“I’m sorry. But I’m going to have to ask you to leave.” He looked around the front room, where Marion was attracting a crowd. “You’re disturbing the other customers.”
“Listen to the good man, won’t you, dear? Shouting won’t solve anything.” Marion whirled about at the sound of a familiar voice. The old man from the shop was standing unobtrusively by the Post Office doors. Her face contorted and she opened her mouth, but no words came out. The old man sneered and stepped outside. Marion followed.
“You!” she hissed once they were outside. She marched up to him. “Where is Cindy? Where is my daughter?”
The old man held up a hand. “She’s safe dear, don’t fret. And she will be fine. As should you. Didn’t I give you what you wanted?”
Marion held up the crumpled letter in her fist. “I don’t want it. I changed my mind. I want my daughter back.”
The old man smiled mockingly and shook his finger. “Ah, ah, ah, dear, we had a deal. I don’t break deals.”
“You need to break this one. I don’t want your money or deals. I want my daughter back.” She threw the letter in his face, and it drifted to the ground.
He bent to pick it up and smoothed out the crinkles. “You don’t have a choice. What’s done is done.” He held the letter out to her.
Marion didn’t take it. “No. That can’t be it. Make a new deal then. I want my daughter back.”
“I’m afraid,” he said with a sneer, “that I’m no longer in the mood to make deals.” He stepped forward and pushed the letter into her hands, and started to walk away.
“You cheat!” she screamed after him. He spun around.
“Don’t accuse me of foul play, girl,” he growled, suddenly seeming menacing. Marion nearly took a step back in surprise. “I gave you want you wished for.
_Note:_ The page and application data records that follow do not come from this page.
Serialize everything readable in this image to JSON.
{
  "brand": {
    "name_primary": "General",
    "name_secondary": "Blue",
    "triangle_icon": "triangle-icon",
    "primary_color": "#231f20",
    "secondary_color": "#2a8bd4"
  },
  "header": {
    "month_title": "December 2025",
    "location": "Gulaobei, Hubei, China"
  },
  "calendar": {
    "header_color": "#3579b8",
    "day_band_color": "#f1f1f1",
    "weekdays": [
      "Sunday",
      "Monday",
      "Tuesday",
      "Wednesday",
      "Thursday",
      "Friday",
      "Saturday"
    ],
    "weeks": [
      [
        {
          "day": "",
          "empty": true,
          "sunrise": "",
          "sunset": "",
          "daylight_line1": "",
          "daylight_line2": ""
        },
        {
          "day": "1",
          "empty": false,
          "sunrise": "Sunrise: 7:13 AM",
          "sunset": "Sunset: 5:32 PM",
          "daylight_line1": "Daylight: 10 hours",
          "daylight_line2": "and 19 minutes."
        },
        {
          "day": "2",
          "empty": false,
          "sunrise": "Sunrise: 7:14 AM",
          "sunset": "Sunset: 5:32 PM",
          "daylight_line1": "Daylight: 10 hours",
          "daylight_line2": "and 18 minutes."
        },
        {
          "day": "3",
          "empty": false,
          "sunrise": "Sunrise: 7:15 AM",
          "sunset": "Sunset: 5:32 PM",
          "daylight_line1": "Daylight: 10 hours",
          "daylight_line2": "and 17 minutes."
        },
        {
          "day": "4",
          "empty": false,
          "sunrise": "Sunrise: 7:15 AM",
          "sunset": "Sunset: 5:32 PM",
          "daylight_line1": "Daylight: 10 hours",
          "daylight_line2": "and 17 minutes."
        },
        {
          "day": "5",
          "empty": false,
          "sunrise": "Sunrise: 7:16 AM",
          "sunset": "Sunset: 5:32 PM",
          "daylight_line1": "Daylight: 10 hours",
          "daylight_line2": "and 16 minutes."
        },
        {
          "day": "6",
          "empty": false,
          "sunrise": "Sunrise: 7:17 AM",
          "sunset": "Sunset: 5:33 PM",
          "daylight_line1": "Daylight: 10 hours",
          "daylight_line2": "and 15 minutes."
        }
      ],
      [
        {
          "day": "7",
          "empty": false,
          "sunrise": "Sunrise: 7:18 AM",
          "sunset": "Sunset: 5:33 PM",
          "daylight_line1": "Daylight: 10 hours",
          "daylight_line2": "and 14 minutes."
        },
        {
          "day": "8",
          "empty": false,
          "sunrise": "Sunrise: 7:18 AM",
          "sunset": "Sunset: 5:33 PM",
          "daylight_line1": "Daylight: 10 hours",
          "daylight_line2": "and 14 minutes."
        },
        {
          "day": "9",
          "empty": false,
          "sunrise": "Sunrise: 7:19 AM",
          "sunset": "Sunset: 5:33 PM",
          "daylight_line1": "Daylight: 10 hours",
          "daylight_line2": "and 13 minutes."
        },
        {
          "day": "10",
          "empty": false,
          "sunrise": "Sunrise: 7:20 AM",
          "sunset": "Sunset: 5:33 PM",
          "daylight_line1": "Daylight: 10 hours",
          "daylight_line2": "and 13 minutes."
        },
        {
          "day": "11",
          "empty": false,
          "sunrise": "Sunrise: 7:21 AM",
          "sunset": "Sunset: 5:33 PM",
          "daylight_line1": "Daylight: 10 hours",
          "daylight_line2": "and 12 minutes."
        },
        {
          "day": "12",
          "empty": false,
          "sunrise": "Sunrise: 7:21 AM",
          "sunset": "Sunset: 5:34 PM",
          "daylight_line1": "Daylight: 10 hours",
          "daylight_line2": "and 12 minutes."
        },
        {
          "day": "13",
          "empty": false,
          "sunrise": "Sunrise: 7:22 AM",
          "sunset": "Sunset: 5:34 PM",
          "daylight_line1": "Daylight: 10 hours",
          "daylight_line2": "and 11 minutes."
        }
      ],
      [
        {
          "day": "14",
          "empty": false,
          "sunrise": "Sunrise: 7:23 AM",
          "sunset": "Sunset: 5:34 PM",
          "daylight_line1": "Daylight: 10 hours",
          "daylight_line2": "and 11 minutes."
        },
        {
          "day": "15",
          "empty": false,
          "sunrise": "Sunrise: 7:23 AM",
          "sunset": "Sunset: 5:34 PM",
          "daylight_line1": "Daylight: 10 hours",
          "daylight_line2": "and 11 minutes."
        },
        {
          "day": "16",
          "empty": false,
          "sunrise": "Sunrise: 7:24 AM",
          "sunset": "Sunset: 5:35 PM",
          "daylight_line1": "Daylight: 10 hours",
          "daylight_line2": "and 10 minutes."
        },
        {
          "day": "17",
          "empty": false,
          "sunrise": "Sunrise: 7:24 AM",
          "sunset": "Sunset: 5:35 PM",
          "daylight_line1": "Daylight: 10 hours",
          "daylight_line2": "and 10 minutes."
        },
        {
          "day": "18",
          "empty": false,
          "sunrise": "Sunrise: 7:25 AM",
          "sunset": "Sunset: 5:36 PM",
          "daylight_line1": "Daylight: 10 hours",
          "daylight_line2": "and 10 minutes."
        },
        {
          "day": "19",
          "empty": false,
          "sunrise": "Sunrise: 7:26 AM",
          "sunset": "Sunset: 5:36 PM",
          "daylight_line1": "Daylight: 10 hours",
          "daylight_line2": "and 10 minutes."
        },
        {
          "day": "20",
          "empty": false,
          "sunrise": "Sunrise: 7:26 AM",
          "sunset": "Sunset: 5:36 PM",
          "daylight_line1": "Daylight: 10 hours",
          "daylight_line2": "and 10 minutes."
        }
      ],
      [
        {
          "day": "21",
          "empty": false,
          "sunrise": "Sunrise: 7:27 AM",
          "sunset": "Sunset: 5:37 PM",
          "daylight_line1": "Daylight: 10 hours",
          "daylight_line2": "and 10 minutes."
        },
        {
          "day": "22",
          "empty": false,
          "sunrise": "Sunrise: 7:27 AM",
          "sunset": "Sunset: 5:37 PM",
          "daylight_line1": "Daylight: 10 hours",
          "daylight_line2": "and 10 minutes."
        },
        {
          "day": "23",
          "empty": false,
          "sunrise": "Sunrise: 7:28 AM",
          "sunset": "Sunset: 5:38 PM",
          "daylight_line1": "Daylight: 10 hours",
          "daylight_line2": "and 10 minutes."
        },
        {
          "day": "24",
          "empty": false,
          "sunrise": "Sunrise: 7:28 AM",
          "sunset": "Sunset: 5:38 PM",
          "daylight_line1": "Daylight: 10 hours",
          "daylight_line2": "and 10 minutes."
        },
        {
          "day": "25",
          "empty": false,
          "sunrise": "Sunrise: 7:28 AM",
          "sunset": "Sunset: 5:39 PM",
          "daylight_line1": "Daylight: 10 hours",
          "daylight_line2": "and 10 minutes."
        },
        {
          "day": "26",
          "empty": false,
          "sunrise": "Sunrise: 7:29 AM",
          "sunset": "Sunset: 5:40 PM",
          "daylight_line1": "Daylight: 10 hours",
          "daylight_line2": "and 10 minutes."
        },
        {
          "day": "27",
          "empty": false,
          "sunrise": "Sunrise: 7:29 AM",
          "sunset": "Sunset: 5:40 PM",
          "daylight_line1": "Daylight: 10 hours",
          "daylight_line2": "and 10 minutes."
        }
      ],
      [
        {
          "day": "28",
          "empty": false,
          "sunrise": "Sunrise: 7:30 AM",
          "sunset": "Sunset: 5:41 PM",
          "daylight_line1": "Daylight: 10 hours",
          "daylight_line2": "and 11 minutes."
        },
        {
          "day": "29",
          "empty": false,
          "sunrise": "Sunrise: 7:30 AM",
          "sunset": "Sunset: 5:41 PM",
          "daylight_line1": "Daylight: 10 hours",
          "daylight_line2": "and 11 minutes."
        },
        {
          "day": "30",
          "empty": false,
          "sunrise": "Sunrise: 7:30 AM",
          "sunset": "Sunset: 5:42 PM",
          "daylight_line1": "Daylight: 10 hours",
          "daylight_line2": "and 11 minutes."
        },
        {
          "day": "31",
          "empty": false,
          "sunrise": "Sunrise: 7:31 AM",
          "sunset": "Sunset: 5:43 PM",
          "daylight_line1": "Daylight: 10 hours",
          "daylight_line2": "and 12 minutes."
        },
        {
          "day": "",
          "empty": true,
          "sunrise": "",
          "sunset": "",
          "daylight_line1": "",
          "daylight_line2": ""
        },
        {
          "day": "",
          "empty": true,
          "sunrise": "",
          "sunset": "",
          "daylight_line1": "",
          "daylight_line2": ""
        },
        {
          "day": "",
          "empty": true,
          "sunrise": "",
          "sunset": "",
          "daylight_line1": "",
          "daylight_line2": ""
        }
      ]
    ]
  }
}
Don’t blame me if it wasn’t what you wanted.” He straightened up and the menacing look faded from his face. “Now I suggest that you take that envelope and use it to live the life you asked for. Because it’s all you’re going to get.”
Marion gasped. For a moment her shoulders slumped in defeat and her tears threatened to overtake her again. But taking a sharp breath, she drew herself up to full height and called after him. “I will get my daughter back, old man. Just you wait.” She watched as he paused for a moment, as if he was contemplating turning back, but then continued on. “I’m coming for you Cindy,” she whispered under her breath. “I promise I will not rest until I find you.”
And before the old man could disappear around the street corner, Marion ran after him. She wasn’t going to take no for an answer, no matter how long it took.
Behind her, the crumpled letter lay abandoned in the street.